Action item:
Below are the records; copy each line in which "name" occurs.

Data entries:
*** Begin section ***

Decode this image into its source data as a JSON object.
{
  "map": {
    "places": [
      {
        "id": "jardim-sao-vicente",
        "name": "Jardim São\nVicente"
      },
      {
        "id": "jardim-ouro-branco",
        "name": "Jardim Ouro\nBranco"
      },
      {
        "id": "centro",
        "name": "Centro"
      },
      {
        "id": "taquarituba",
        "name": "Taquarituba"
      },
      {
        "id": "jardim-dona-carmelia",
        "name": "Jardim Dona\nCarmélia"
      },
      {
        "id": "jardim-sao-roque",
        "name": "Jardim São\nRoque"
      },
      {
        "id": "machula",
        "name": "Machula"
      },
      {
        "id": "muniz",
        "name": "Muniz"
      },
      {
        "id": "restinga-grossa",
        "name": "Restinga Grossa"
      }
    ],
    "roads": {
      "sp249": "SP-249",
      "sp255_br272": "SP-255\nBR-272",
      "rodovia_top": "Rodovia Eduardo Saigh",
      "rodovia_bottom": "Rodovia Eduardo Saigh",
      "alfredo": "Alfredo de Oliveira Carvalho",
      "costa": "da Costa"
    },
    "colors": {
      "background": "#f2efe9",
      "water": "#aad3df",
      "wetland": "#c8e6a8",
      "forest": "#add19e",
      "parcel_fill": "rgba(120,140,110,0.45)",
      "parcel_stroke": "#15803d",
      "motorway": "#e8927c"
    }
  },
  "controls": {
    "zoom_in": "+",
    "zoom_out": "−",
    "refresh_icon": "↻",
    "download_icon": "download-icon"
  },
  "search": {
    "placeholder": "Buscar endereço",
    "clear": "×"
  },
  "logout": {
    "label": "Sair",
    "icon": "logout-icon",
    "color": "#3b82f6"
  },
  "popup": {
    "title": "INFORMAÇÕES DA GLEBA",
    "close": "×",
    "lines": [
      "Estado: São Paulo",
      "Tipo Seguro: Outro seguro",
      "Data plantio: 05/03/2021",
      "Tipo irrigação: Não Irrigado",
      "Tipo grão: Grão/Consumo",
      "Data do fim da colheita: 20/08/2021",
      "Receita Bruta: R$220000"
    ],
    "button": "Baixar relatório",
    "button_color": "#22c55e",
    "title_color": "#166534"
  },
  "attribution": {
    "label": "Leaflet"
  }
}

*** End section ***

Task solution:
        "name": "Jardim São\nVicente"
        "name": "Jardim Ouro\nBranco"
        "name": "Centro"
        "name": "Taquarituba"
        "name": "Jardim Dona\nCarmélia"
        "name": "Jardim São\nRoque"
        "name": "Machula"
        "name": "Muniz"
        "name": "Restinga Grossa"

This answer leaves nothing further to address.